By Mel Miller
Second in a series of economic updates focused on key economic indicators.
I continue my quest to identify new recession predictors with the goal of improving forecast accuracy. I learned of a relatively new indicator named the Chicago National Activity Index (CFNAI) several years ago and now rely heavily on it as one of my forecast indicators. Constructed by the Federal Reserve Bank of Chicago, this index is released on a monthly basis. Its start date is March of 2001, with the data presented back to March 1967.
The index name is somewhat misleading. It is designed to test the health of the national, not the regional, economy. The index is a weighted average of 85 indicators of national economic activity drawn from four broad categories of data; 1) production and income; 2) employment, unemployment, and hours; 3) personal consumption and housing; and 4) sales, orders, and inventories.
A zero value indicates that the economy is expanding at its historical trend rate of growth. Negative values indicate below-average growth, and positive values indicate above-average growth.
Monitoring the index on a monthly basis can be frustrating due to the monthly volatility. A better measure is the three month moving average (CFNAI-MA3) because it is less volatile and based on more complete data.
How to Interpret the Data
A three month moving average below -0.7 indicates the chance of a recession has risen substantially. A result of above 0.2 signals the recession is over. If the indicator rises above 0.7 more than two years into a recovery, it indicates inflationary pressures are accelerating. A reading of 1 or higher is a clear indication that a sustained period of rising inflation is on the near-term horizon.
The latest reading was -0.03 and a rising trend. This index is predicting that the economy will expand at slightly below the long-term average without any inflationary pressure.
The graph also shows the magnitude of the Great Recession and how far back the economy has come from that dark period. From an economic standpoint, an expanding economy with low inflation is about as good as it can get!
First Affirmative understands that the ways we save, spend, and invest can dramatically influence both the fabric and consciousness of society. We believe that in addition to the benefits of ownership, investors bear responsibility for the impact our money has in the world. Are you making conscious decisions about the impact of your consumer purchase and investment decisions?
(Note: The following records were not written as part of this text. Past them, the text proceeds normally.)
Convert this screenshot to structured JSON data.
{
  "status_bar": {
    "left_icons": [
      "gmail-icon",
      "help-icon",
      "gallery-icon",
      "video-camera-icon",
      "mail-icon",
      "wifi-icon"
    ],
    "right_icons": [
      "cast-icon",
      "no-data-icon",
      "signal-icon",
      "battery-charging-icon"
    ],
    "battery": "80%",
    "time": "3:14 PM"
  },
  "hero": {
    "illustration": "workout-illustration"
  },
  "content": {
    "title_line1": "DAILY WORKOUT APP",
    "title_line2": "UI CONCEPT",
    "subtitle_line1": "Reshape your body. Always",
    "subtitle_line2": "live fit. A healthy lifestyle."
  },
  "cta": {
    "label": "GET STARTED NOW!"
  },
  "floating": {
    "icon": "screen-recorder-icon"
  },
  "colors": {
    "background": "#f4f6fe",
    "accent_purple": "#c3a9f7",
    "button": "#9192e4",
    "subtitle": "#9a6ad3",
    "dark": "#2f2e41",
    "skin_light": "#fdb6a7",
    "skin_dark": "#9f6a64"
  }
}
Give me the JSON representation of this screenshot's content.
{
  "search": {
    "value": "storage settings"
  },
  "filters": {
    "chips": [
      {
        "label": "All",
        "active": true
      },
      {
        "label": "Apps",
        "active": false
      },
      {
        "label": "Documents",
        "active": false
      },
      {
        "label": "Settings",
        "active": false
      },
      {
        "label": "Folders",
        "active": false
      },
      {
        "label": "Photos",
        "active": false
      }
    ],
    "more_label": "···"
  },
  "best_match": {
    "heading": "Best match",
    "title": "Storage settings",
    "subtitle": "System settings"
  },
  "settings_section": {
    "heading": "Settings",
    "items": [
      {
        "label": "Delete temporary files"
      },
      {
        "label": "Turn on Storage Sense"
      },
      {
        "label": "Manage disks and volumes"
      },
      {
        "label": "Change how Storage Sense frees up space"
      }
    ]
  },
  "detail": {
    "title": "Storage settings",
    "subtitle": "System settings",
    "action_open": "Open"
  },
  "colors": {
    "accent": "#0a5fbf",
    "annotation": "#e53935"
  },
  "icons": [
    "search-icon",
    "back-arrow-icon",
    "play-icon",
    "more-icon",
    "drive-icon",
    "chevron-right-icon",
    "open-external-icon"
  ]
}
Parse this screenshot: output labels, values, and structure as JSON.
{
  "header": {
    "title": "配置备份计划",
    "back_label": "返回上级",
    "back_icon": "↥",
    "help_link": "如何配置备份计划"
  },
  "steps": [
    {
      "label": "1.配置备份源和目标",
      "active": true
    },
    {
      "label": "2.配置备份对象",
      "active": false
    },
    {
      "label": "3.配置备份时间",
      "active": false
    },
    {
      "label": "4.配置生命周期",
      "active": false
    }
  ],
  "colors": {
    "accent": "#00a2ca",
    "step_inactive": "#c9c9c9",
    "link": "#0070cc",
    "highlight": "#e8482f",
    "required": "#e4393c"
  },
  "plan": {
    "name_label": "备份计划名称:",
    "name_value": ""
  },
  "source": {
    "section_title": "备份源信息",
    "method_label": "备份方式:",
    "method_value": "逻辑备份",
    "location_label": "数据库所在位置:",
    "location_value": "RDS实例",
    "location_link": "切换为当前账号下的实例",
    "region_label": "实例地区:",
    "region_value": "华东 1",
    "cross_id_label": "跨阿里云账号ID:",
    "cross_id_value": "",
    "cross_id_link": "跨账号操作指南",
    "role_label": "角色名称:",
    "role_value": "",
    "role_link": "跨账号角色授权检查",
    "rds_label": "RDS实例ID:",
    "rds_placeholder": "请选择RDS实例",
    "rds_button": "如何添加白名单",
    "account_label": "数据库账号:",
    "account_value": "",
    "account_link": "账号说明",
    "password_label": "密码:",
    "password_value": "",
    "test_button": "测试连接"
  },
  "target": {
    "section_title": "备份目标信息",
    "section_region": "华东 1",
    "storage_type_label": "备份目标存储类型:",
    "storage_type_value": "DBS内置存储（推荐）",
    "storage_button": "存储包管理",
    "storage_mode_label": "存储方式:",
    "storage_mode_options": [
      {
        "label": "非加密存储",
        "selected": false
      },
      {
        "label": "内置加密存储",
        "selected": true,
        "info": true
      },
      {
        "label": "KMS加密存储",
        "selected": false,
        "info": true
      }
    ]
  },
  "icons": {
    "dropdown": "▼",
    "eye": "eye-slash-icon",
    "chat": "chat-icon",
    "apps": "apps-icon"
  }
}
NOTE: The CFNAI is not an index available for investment.
Posted: December 3, 2013